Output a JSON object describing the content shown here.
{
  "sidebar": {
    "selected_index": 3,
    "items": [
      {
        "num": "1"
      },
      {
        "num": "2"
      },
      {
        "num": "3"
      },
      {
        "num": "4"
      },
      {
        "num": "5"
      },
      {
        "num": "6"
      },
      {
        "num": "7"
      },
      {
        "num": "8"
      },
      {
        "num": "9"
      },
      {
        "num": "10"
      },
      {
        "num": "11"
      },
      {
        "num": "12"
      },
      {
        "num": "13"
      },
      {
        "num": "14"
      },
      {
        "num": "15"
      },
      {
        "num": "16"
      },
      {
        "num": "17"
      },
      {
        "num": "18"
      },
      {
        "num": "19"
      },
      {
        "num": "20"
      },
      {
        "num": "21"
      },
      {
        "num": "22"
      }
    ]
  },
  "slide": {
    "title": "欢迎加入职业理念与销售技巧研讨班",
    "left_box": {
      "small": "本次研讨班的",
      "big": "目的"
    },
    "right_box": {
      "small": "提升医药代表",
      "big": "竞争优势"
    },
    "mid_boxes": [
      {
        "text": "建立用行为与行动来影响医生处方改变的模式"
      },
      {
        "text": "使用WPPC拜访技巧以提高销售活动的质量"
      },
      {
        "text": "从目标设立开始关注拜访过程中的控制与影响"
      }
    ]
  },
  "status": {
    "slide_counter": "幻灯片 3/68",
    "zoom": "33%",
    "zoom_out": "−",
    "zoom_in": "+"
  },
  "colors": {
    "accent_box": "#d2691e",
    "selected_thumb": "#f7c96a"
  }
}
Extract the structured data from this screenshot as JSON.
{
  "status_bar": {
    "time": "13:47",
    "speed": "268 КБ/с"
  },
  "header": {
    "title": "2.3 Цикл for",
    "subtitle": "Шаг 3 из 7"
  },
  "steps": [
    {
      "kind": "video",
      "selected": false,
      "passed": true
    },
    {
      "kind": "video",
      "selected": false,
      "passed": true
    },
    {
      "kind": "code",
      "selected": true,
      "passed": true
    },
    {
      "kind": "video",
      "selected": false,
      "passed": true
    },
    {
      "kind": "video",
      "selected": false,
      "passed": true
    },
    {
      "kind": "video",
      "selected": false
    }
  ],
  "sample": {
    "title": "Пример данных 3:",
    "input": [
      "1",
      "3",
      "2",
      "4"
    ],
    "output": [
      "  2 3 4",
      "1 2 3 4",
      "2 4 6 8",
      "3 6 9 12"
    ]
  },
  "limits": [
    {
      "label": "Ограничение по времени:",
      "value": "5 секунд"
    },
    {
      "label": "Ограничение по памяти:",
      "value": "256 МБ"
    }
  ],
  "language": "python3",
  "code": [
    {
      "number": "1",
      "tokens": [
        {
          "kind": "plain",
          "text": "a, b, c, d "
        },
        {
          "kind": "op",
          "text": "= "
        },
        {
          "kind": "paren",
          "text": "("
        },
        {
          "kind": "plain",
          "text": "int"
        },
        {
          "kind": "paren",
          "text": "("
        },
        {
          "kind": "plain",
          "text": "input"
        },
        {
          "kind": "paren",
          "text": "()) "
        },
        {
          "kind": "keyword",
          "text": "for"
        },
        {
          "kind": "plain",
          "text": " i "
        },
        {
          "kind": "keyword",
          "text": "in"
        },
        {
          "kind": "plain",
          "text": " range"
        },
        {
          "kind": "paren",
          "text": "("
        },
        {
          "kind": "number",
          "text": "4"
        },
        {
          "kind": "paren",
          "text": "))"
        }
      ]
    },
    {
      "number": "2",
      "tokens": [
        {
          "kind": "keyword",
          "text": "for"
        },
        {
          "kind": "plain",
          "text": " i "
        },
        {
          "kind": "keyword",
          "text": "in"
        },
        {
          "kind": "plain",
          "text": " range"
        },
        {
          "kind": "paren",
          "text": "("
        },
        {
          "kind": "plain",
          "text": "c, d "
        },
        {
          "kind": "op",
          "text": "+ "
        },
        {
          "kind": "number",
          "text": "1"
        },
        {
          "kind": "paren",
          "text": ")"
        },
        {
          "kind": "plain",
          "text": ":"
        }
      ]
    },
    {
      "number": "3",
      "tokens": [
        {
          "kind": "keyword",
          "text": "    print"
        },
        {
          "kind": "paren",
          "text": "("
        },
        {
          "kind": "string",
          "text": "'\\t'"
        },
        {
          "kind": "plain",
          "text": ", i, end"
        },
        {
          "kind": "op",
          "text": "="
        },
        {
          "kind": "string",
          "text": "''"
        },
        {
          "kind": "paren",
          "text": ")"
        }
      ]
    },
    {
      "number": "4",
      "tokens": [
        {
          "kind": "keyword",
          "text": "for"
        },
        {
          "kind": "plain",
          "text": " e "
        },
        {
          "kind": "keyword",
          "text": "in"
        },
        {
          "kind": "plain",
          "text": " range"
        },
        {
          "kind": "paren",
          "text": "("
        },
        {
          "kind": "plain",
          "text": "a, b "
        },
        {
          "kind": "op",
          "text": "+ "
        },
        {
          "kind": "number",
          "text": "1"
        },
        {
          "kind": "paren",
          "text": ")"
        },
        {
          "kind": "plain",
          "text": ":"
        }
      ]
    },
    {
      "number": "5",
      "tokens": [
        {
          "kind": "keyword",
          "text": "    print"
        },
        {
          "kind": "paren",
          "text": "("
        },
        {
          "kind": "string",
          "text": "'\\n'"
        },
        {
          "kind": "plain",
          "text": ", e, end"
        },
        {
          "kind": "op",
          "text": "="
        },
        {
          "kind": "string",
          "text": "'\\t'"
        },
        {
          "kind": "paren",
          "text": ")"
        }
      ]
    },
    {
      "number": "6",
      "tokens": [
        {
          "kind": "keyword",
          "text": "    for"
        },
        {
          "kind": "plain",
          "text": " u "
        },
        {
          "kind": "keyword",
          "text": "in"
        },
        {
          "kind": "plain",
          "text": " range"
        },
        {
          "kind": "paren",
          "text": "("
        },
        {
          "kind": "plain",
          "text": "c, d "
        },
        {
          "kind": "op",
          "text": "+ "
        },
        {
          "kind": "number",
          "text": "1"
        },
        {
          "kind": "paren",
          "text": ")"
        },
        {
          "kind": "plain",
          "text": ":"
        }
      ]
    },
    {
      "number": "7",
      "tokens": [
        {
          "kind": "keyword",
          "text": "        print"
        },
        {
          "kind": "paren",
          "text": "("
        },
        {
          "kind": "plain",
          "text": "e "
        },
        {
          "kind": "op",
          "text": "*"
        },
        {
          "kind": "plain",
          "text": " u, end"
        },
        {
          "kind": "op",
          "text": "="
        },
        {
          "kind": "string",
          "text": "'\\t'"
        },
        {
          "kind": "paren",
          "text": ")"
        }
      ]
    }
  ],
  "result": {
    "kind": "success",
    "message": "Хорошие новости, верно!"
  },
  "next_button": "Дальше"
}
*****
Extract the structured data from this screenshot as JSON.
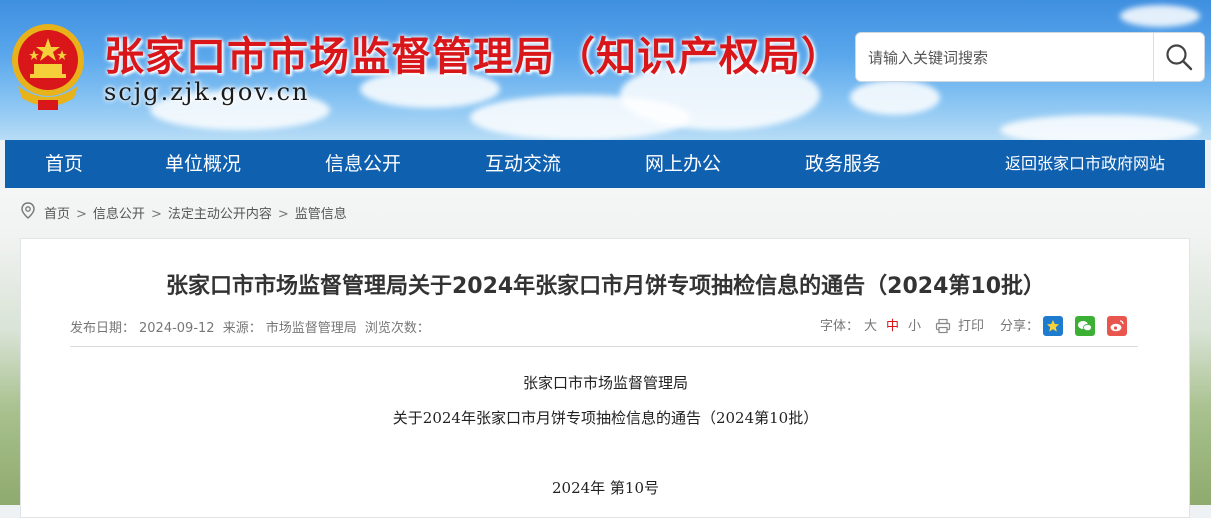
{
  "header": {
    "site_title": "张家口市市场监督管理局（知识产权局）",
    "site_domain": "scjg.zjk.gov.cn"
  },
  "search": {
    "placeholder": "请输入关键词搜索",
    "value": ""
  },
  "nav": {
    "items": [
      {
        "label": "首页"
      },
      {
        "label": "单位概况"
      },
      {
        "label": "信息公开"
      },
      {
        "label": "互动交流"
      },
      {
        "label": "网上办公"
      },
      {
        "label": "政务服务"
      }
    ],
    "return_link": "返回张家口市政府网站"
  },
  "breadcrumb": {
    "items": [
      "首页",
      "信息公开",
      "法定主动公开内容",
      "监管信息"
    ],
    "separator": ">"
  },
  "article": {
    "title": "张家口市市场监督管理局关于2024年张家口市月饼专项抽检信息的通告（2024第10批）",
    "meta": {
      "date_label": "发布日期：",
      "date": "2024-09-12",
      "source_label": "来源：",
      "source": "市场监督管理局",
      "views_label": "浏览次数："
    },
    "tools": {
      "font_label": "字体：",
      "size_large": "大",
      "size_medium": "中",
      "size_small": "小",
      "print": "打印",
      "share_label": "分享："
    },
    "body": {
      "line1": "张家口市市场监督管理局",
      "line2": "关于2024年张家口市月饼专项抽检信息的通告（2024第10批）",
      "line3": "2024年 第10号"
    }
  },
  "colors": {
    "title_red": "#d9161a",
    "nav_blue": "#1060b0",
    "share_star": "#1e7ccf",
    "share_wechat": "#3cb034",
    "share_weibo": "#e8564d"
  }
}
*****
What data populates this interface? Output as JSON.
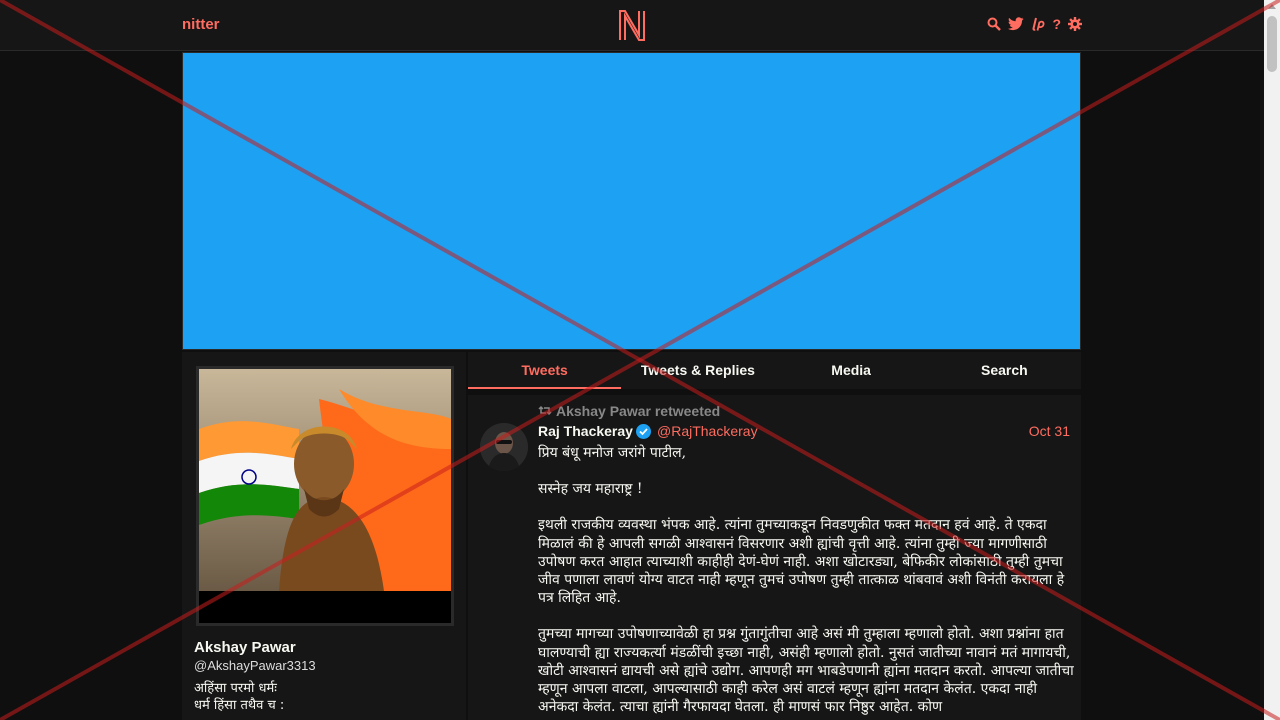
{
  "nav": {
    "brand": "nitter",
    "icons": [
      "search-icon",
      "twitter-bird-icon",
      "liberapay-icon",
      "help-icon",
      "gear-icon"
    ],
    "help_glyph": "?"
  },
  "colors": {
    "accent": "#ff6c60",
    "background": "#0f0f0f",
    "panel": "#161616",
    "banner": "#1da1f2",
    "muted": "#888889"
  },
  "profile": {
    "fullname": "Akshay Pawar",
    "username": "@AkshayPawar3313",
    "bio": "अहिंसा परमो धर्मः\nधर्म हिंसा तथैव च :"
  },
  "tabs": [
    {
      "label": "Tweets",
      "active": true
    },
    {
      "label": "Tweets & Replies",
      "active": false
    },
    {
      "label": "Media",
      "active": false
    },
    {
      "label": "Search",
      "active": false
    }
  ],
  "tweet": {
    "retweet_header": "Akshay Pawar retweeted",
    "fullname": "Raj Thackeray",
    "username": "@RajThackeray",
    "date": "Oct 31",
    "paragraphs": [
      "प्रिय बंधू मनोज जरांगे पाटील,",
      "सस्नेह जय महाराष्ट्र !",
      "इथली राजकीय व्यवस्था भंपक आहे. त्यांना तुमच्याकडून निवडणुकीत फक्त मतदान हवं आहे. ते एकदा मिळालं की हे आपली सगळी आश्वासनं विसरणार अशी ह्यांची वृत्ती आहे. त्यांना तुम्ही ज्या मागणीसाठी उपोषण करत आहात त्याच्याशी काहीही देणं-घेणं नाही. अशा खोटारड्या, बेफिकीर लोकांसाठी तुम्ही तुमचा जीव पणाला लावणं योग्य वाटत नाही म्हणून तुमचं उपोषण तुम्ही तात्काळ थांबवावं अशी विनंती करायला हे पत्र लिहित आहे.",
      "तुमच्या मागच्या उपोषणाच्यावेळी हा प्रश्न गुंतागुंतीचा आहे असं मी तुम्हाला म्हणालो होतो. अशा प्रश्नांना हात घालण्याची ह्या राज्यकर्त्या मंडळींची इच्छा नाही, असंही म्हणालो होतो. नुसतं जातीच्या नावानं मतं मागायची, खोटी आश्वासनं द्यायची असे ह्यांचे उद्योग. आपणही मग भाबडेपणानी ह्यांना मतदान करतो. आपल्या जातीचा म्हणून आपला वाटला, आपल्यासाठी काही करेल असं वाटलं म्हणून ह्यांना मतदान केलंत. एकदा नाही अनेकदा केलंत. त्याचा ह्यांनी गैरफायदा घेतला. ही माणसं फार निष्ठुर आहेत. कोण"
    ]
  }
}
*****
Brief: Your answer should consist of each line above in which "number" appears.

Task output:
      "number": "1",
          "kind": "number",
      "number": "2",
          "kind": "number",
      "number": "3",
      "number": "4",
          "kind": "number",
      "number": "5",
      "number": "6",
          "kind": "number",
      "number": "7",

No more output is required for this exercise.